Exercise goal: Scan the records for the string "data" and copy every line that holds it.

# # # #

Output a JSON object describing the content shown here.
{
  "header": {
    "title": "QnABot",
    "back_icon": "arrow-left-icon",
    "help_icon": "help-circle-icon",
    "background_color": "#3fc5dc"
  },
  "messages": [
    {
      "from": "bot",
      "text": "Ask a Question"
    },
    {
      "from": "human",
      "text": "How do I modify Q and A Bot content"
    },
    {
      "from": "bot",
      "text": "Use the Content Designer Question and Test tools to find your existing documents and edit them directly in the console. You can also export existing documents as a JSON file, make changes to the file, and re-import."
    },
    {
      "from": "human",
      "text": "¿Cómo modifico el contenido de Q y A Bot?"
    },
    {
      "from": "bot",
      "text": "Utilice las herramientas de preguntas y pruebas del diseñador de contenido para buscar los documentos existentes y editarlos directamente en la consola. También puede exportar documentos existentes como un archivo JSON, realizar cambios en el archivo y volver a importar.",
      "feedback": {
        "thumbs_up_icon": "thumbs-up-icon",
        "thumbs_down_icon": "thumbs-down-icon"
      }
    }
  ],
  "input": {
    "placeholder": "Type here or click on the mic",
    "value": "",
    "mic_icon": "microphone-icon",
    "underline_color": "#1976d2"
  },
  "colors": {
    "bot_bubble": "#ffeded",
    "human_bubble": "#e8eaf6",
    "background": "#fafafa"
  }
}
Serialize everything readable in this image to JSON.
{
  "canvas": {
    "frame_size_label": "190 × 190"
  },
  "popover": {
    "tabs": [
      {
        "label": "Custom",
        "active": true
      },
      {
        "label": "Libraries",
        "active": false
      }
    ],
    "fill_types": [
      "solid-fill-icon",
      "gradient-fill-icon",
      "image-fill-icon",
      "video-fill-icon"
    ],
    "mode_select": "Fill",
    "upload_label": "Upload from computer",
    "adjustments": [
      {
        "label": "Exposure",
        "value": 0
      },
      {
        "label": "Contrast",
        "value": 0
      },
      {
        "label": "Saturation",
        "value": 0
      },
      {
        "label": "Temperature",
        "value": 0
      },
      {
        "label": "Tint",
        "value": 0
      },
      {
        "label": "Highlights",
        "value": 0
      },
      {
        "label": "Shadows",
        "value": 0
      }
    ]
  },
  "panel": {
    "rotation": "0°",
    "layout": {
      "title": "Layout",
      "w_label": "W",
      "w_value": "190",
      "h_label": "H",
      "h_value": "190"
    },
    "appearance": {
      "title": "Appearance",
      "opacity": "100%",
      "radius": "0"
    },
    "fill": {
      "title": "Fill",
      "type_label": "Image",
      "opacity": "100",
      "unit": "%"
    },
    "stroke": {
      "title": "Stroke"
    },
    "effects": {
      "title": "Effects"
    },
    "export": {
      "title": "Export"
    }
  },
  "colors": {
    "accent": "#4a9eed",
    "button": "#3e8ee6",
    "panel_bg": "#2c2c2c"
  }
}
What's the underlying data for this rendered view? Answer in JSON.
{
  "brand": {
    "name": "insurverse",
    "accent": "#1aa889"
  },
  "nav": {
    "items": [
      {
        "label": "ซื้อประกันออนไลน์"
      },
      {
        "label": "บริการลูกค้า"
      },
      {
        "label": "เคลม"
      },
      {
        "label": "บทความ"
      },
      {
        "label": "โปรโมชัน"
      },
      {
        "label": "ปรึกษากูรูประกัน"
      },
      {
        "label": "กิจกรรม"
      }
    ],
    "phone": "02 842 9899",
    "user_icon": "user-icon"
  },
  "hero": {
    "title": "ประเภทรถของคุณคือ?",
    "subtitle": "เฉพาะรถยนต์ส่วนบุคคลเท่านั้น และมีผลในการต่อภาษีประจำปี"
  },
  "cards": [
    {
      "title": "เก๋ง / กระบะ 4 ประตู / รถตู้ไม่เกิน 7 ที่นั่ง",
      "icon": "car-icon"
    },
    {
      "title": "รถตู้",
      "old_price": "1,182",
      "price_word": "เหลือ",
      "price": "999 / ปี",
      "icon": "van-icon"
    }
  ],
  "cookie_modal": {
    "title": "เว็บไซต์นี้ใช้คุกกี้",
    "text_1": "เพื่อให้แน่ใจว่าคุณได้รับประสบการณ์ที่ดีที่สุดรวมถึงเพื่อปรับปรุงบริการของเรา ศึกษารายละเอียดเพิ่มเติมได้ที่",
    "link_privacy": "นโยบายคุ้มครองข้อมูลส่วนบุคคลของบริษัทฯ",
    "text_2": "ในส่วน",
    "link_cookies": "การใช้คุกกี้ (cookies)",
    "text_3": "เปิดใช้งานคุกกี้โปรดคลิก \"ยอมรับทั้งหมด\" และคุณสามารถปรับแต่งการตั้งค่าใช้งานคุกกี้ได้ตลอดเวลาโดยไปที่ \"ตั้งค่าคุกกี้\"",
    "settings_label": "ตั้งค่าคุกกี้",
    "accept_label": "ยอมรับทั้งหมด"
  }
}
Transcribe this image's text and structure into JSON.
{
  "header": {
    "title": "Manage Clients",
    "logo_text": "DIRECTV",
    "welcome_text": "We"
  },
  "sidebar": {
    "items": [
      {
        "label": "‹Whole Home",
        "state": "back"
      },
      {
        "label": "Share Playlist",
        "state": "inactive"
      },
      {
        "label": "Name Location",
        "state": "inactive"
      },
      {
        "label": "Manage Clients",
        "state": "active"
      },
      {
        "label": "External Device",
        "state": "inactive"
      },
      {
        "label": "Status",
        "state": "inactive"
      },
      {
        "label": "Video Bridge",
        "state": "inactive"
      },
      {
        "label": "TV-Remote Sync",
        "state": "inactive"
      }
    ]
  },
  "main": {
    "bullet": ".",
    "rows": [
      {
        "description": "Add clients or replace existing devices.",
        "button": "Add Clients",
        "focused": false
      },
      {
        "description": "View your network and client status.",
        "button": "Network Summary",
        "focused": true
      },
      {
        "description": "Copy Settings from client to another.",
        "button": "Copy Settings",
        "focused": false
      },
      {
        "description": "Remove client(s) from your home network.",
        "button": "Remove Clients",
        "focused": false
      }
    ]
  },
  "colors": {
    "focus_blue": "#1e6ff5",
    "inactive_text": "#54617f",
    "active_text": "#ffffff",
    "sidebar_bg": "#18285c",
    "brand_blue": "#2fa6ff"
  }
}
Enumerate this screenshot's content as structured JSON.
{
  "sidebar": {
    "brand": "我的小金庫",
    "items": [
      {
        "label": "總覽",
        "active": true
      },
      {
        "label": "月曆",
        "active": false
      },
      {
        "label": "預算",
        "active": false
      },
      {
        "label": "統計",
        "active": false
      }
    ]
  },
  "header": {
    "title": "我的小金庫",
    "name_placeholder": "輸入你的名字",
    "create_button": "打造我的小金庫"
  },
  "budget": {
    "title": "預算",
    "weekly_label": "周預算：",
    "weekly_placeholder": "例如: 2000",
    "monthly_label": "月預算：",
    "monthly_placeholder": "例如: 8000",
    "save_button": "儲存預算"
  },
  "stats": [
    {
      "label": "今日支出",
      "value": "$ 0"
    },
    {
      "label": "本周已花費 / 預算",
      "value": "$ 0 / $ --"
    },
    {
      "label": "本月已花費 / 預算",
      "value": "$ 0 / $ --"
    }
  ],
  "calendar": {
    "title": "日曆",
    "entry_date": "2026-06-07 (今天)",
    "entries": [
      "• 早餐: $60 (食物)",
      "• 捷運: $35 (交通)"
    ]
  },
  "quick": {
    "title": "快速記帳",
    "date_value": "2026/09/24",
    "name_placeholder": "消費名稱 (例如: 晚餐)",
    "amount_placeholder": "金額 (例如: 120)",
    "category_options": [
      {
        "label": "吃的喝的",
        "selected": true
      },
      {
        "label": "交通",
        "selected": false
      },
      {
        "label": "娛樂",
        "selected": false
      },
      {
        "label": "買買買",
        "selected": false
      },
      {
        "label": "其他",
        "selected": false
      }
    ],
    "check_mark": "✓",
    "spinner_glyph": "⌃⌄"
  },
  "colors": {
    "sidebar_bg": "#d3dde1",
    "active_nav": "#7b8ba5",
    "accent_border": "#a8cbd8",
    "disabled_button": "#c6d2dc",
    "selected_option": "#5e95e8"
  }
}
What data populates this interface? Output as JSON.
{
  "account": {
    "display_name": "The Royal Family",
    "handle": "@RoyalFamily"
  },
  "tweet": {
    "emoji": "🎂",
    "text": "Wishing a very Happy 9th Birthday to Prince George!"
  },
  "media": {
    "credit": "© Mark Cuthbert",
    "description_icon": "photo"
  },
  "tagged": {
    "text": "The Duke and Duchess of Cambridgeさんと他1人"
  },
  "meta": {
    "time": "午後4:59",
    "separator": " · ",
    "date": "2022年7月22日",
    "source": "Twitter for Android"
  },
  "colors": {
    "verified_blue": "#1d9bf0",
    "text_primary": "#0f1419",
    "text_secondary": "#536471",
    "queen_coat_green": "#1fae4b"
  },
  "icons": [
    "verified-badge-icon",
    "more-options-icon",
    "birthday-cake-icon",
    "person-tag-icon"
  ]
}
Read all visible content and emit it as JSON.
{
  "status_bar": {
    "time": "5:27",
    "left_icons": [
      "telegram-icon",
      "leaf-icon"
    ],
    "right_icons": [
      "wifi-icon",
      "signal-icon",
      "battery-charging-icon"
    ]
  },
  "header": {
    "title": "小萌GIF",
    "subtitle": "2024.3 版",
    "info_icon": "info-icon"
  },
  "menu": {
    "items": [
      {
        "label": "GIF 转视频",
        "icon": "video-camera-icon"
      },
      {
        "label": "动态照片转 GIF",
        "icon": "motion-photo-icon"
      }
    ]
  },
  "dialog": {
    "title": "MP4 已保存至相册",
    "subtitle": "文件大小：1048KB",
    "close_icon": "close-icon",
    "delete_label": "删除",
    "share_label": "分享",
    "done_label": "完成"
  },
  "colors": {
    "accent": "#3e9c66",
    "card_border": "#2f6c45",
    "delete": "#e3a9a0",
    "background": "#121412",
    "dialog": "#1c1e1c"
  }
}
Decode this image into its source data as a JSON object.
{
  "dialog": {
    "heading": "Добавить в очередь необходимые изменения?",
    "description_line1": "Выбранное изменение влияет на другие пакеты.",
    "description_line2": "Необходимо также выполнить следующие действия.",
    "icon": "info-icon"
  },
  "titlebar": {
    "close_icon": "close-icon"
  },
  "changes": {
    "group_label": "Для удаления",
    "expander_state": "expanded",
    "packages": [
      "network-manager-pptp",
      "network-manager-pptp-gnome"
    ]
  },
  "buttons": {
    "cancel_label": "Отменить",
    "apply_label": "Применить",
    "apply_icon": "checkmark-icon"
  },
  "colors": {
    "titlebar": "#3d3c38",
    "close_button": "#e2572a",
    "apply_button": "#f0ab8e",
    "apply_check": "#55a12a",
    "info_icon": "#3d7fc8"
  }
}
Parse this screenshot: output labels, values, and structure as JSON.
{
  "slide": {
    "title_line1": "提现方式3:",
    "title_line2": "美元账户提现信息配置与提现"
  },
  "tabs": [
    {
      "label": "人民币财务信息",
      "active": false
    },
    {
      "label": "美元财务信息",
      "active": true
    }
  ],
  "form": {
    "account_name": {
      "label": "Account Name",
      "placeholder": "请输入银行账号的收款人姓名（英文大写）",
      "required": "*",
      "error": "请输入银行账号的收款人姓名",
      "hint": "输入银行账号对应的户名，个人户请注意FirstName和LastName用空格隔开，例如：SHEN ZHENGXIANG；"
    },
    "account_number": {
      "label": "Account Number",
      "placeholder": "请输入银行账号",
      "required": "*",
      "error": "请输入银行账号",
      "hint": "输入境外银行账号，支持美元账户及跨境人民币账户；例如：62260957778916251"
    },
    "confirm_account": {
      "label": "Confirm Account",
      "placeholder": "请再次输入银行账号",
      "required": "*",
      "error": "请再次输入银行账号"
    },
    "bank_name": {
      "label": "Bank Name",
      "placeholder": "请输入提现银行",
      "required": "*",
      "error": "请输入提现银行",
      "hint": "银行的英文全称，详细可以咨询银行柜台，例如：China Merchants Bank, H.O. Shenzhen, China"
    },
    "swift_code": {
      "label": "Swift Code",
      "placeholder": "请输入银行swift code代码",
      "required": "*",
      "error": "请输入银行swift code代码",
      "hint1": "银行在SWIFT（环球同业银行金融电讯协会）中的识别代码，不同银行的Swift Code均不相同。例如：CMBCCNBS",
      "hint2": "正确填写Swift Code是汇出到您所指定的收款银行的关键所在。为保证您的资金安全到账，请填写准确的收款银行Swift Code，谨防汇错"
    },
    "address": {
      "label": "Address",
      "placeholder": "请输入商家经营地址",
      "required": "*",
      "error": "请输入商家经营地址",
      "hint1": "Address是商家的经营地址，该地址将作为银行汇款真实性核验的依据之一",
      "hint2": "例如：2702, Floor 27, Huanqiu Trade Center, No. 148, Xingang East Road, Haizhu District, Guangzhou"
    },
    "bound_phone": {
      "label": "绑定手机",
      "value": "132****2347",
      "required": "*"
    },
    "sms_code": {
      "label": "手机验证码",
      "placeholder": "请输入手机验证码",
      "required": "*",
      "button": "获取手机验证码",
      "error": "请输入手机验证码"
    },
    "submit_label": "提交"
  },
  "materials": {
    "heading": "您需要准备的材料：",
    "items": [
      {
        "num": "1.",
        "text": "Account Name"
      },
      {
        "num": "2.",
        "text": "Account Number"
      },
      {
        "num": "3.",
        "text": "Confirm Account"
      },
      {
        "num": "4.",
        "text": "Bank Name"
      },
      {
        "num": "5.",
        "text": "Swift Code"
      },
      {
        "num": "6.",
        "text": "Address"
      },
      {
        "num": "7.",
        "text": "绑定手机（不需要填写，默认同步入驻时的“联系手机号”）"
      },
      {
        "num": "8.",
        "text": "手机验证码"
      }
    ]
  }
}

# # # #

Task output:
What's the underlying data for this rendered view? Answer in JSON.
What data populates this interface? Output as JSON.
Decode this image into its source data as a JSON object.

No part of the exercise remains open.